From electric and hybrid cars through to safety features that protect you and your loved ones on the road, every year brings improvements. Buying a car manufactured prior to 2015 could be cheaper, but it may be lacking in the innovative safety features the automotive industry has seen over the past five years. From features that help you avoid accidents in the first place, to those that keep you and your family safe if the unfortunate does happen, cars today are safer than they have ever been.

In today's blog, we'll be examining the range of safety features that come standard in new cars, so that you know what to look for when you're buying your next vehicle for those anticipated family road trips.

Evaluating Safety - ANCAP Safety Ratings Explained

Understanding ANCAP safety ratings is simple - the more stars awarded to a car, the better the car performed in ANCAP's safety tests. These ratings indicate the level of safety provided to both passengers of the car and the driver, as well as pedestrian safety. Their ratings also cover the ability of a car to avoid a crash. As you'll see, a number of modern vehicle safety features are equally focused on crash prevention as well as crash safety.

The easiest way to determine the ANCAP rating of a car is to head to their website. Simply enter in the make and model of the car you are looking at to see their ratings at a glance, as well as a more in-depth report that lists particular shortcomings. You can also compare classes of cars, for example, medium-sized SUVs against other medium SUVs, or big cars against small cars.

The Safety Features Breakdown - What to Look For

Adaptive Cruise Control

Essentially, adaptive cruise control uses radar (or other technology like laser and optical systems) to track traffic. Its aim is to keep a consistent following distance between your car and the one in front, slowing your car down or speeding it up to suit. Typically, a driver sets a maximum speed, as with cruise control, then sets the desired following distance. The system does the rest.

Autonomous Emergency Braking and Collision Warnings

Autonomous braking is part of a broader set of technology aimed at collision avoidance. Through using sensor and radar technology, modern cars can detect objects in the vehicle's path and automatically brake if the driver fails to respond. Autonomous braking support then kicks in in the final stages of a potential collision in order to prevent or reduce the severity of accidents.

Lane Support Systems - Lane Keep Assist and Lane Departure Warnings

Lane support systems use radar or imaging technology to recognise lane markings in order to provide support for the driver. Lane support systems can range from autonomous driving that can keep your car tracking through the corner according to markings, through to warnings that alert the driver with visual warnings in the dash or noises.

Blind Spot Detection

Through visual or auditory warnings, modern cars will let you know when other vehicles enter your blind zones, helping you avoid collision. This is crucial for driver safety, as well as pedestrian safety. Likewise, reversing cameras help us for those tricky reverse parallel parks, so we can avoid collisions with stationary objects or worse, children.

Fatigue Detection
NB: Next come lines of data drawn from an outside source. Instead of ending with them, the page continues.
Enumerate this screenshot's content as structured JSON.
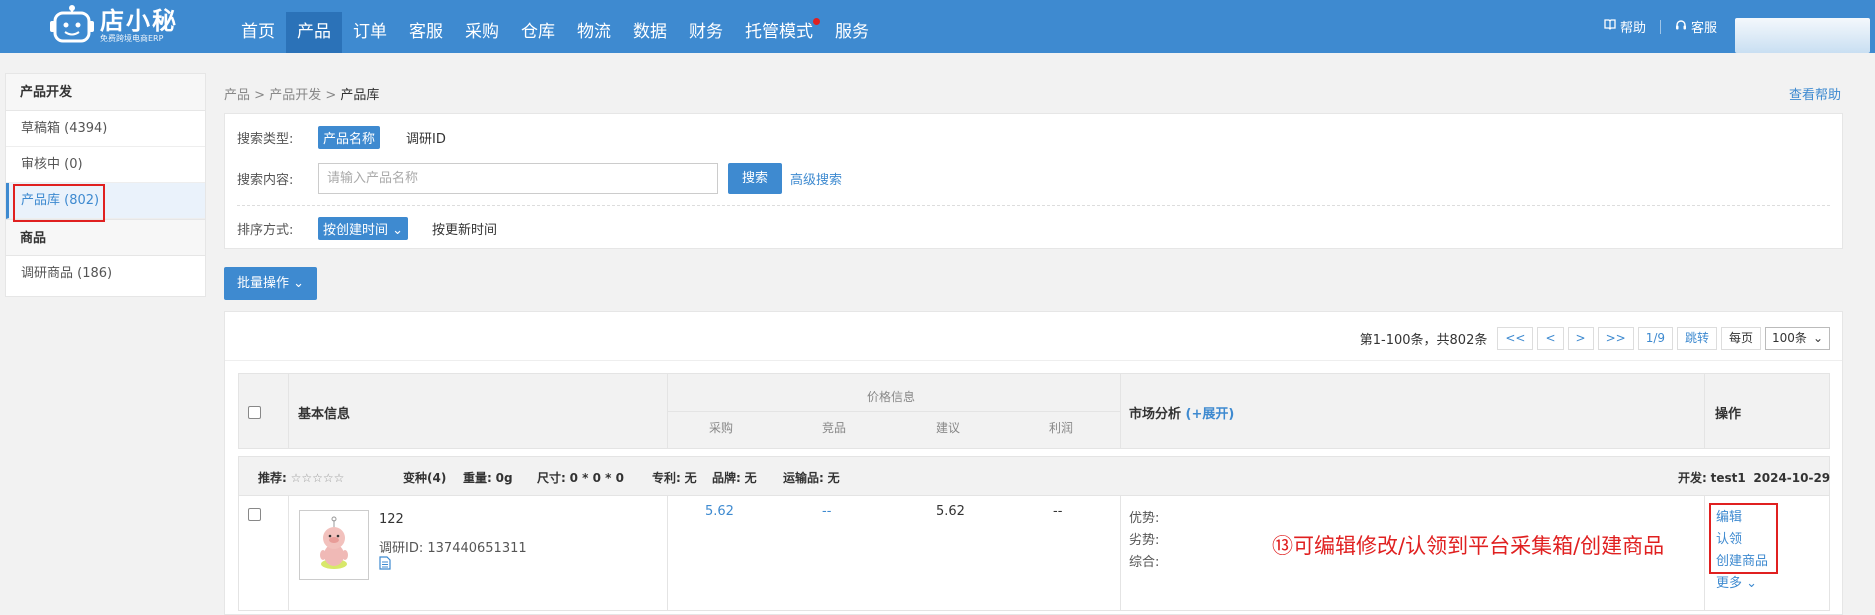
{
  "header": {
    "logo_name": "店小秘",
    "logo_sub": "免费跨境电商ERP",
    "nav": [
      {
        "label": "首页"
      },
      {
        "label": "产品",
        "active": true
      },
      {
        "label": "订单"
      },
      {
        "label": "客服"
      },
      {
        "label": "采购"
      },
      {
        "label": "仓库"
      },
      {
        "label": "物流"
      },
      {
        "label": "数据"
      },
      {
        "label": "财务"
      },
      {
        "label": "托管模式",
        "dot": true
      },
      {
        "label": "服务"
      }
    ],
    "help": "帮助",
    "service": "客服"
  },
  "sidebar": {
    "section1": "产品开发",
    "items1": [
      "草稿箱 (4394)",
      "审核中 (0)",
      "产品库 (802)"
    ],
    "section2": "商品",
    "items2": [
      "调研商品 (186)"
    ]
  },
  "breadcrumb": {
    "a": "产品",
    "b": "产品开发",
    "current": "产品库",
    "sep": ">"
  },
  "help_link": "查看帮助",
  "search": {
    "type_label": "搜索类型:",
    "type_selected": "产品名称",
    "type_other": "调研ID",
    "content_label": "搜索内容:",
    "placeholder": "请输入产品名称",
    "search_btn": "搜索",
    "advanced": "高级搜索",
    "sort_label": "排序方式:",
    "sort_selected": "按创建时间",
    "sort_other": "按更新时间"
  },
  "batch_btn": "批量操作",
  "pager": {
    "info": "第1-100条，共802条",
    "first": "<<",
    "prev": "<",
    "next": ">",
    "last": ">>",
    "page": "1/9",
    "jump": "跳转",
    "per_page_label": "每页",
    "per_page": "100条"
  },
  "table": {
    "col_basic": "基本信息",
    "col_price": "价格信息",
    "price_sub": [
      "采购",
      "竞品",
      "建议",
      "利润"
    ],
    "col_market": "市场分析",
    "expand": "(+展开)",
    "col_ops": "操作"
  },
  "meta": {
    "recommend_label": "推荐:",
    "stars": "☆☆☆☆☆",
    "variants": "变种(4)",
    "weight_label": "重量:",
    "weight": "0g",
    "size_label": "尺寸:",
    "size": "0 * 0 * 0",
    "patent_label": "专利:",
    "patent": "无",
    "brand_label": "品牌:",
    "brand": "无",
    "transport_label": "运输品:",
    "transport": "无",
    "dev_label": "开发:",
    "dev": "test1",
    "date": "2024-10-29"
  },
  "product": {
    "name": "122",
    "research_id_label": "调研ID:",
    "research_id": "137440651311",
    "purchase": "5.62",
    "competitor": "--",
    "suggest": "5.62",
    "profit": "--",
    "adv": "优势:",
    "dis": "劣势:",
    "overall": "综合:",
    "ops": [
      "编辑",
      "认领",
      "创建商品",
      "更多"
    ]
  },
  "annotation": "⑬可编辑修改/认领到平台采集箱/创建商品"
}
To avoid fatigue-caused accidents, vehicles are equipped with in-car fatigue detection and assistance by using sensors that detect fatigue symptoms. When these symptoms are detected, vehicle software can then prompt drivers, either through auditory alerts, vibrations of the seat or steering wheel, or messages in the dash. The driver is then able to assess and take appropriate action.

Make the safety of your family a sure thing.

To find your next car, visit our car dealership today! We are committed to providing cars that are reliable and safe to drive, helping you motor with confidence.